Information supplied
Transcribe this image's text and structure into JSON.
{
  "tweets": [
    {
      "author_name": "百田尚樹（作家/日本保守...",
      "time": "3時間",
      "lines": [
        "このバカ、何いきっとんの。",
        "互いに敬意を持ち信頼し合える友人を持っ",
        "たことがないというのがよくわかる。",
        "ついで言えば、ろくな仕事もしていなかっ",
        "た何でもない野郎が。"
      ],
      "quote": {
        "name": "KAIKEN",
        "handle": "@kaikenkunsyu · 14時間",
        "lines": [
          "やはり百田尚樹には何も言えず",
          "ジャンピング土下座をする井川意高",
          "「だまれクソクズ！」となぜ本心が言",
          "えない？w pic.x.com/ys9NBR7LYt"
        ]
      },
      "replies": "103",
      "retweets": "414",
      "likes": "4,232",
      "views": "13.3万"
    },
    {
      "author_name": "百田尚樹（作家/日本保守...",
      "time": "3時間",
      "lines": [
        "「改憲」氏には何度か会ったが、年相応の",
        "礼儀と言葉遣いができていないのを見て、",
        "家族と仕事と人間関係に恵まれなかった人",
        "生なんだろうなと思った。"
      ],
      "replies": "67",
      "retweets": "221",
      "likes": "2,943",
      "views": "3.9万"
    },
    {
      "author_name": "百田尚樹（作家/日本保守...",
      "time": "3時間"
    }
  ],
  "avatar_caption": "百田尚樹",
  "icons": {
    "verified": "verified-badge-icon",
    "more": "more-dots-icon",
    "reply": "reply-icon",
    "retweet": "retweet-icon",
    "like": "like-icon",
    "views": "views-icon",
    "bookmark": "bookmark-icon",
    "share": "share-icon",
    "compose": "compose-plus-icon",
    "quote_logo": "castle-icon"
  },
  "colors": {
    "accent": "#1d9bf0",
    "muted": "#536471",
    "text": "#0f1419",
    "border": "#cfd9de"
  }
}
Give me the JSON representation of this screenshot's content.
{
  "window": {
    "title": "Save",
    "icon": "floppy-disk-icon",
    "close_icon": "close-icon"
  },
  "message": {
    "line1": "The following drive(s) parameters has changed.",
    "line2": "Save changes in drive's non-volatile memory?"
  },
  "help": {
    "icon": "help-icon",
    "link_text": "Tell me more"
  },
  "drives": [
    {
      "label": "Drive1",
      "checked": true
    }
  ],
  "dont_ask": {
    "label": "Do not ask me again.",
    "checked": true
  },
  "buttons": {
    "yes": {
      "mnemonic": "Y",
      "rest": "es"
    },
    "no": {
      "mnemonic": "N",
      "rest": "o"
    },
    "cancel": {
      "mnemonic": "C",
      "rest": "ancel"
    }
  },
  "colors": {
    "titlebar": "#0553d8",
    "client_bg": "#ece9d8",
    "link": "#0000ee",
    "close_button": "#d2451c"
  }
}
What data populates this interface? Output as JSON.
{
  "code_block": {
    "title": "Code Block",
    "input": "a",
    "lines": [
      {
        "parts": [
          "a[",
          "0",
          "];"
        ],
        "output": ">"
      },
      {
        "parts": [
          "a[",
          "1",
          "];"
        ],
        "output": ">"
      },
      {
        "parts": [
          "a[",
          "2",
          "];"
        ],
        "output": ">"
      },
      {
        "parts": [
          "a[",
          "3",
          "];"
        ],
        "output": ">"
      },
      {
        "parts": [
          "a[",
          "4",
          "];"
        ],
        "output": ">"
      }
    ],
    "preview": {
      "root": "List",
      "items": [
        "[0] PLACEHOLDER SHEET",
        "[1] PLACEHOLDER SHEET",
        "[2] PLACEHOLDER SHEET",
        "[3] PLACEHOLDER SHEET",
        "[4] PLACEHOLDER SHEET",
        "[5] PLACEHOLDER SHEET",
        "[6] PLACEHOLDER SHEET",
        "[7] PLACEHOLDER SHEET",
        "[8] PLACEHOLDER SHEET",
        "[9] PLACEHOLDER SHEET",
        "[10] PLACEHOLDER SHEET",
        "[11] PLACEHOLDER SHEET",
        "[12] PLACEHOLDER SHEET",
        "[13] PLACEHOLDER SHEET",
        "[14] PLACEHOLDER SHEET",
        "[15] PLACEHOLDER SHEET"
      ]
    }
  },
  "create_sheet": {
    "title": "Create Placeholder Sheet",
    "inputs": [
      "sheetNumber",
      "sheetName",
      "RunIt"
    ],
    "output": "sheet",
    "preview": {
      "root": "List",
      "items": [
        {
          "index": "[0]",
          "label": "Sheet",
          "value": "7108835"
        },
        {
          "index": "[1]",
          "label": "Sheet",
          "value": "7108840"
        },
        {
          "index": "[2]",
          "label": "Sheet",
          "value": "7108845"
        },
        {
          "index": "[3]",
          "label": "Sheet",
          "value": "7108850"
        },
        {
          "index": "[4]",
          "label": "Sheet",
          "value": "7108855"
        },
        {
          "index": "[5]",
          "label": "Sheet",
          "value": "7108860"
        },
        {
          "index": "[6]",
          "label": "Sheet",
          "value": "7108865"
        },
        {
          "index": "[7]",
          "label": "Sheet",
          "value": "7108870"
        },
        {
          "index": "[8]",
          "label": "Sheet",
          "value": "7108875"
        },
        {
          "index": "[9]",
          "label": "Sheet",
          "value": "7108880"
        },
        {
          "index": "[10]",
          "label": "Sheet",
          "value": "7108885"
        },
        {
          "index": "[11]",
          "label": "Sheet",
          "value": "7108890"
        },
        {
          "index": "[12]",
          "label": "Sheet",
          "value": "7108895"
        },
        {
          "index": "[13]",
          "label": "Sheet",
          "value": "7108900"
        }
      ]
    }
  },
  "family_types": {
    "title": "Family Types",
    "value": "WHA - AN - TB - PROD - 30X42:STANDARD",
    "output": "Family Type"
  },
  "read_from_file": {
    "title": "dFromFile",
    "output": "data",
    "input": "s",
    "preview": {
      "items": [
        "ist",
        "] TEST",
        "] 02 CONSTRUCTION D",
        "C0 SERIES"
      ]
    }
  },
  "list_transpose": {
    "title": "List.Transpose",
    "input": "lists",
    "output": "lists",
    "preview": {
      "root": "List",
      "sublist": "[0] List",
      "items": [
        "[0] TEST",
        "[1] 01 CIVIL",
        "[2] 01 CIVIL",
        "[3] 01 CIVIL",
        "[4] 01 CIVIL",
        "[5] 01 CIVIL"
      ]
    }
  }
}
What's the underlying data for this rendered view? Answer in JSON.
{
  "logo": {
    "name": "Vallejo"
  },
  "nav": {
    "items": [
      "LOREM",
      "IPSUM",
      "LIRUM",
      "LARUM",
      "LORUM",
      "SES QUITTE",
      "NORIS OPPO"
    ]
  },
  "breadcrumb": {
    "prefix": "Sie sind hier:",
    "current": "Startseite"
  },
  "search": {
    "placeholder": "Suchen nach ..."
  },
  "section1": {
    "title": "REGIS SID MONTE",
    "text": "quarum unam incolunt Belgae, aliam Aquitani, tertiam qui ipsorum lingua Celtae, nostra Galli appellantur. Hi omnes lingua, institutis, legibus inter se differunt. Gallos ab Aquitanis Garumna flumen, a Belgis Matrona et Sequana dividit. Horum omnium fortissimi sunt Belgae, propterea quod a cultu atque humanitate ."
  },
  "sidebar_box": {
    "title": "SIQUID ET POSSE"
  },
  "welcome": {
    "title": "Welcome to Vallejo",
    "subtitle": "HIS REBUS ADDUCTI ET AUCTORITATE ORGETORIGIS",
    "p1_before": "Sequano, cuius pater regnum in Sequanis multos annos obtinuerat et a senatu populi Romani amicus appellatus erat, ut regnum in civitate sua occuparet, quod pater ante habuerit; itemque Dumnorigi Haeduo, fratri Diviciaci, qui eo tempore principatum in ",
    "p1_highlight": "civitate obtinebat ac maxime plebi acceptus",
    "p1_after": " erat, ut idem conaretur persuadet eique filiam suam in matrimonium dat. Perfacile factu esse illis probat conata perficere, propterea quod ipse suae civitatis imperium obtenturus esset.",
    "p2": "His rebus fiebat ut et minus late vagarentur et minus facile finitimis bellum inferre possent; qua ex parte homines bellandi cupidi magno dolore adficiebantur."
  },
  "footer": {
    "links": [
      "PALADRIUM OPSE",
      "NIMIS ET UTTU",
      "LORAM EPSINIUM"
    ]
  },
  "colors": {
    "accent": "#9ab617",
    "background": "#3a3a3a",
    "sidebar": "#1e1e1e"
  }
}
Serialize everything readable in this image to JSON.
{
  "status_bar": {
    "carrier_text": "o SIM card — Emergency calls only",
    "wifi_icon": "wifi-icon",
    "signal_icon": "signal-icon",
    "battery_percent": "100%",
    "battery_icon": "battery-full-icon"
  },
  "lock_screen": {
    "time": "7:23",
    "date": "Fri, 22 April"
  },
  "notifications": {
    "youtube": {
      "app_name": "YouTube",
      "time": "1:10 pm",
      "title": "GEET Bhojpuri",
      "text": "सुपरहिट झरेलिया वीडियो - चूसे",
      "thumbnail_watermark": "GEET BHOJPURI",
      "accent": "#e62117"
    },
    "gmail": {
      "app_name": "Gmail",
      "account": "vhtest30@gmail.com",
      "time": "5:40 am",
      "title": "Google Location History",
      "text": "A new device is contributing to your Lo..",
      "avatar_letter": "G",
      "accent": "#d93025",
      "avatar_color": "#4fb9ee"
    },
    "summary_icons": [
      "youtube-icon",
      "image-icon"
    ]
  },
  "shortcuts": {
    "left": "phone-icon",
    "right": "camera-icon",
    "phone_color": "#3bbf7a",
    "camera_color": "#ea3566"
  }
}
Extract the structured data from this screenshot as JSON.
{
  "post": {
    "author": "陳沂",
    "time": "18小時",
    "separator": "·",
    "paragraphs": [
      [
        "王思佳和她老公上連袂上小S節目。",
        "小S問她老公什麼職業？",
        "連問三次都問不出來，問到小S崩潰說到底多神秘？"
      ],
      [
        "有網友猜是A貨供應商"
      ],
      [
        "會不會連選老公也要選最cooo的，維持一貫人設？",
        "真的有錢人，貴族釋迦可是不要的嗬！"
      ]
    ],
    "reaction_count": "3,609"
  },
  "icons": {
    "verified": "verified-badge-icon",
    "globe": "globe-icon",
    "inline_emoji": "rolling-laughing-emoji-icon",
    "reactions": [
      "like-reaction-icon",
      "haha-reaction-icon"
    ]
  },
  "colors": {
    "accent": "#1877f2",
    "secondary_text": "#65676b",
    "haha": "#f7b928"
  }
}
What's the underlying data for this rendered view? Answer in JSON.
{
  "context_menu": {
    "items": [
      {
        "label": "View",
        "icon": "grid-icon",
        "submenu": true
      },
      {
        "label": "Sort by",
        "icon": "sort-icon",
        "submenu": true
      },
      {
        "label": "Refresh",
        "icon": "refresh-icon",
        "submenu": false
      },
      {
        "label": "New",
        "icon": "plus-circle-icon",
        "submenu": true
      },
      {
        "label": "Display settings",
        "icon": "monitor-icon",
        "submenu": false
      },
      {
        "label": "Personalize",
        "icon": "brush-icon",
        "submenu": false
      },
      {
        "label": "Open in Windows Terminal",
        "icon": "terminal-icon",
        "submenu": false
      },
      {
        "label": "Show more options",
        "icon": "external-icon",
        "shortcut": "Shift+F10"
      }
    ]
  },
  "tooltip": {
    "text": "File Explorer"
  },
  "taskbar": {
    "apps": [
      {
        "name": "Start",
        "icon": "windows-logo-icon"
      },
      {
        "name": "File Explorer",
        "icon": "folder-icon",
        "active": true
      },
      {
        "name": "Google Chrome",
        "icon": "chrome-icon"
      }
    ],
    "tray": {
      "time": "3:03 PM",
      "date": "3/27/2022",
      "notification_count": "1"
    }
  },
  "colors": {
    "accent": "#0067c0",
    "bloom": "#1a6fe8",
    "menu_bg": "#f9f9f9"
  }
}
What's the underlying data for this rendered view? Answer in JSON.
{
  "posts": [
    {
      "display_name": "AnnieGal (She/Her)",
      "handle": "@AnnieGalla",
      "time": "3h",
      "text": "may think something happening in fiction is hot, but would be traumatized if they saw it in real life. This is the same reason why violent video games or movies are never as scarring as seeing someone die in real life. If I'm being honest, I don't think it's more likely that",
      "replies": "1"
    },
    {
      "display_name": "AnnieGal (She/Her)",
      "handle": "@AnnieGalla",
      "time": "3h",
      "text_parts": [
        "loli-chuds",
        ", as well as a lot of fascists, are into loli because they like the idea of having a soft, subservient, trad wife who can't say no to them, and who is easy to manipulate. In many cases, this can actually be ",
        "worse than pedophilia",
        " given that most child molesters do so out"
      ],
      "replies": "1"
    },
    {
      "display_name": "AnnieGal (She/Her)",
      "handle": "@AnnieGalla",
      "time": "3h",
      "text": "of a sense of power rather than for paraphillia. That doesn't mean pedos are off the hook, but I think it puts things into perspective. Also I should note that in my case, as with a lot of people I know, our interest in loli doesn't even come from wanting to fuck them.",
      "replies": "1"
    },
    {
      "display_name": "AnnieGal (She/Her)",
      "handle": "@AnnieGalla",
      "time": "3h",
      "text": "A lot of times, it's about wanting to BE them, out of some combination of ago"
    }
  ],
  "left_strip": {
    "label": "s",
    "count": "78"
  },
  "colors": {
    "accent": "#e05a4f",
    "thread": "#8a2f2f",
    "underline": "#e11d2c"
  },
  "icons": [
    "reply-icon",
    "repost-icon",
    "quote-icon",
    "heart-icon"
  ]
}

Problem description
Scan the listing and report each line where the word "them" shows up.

Exercise answer
        ", as well as a lot of fascists, are into loli because they like the idea of having a soft, subservient, trad wife who can't say no to them, and who is easy to manipulate. In many cases, this can actually be ",
      "text": "of a sense of power rather than for paraphillia. That doesn't mean pedos are off the hook, but I think it puts things into perspective. Also I should note that in my case, as with a lot of people I know, our interest in loli doesn't even come from wanting to fuck them.",
      "text": "A lot of times, it's about wanting to BE them, out of some combination of ago"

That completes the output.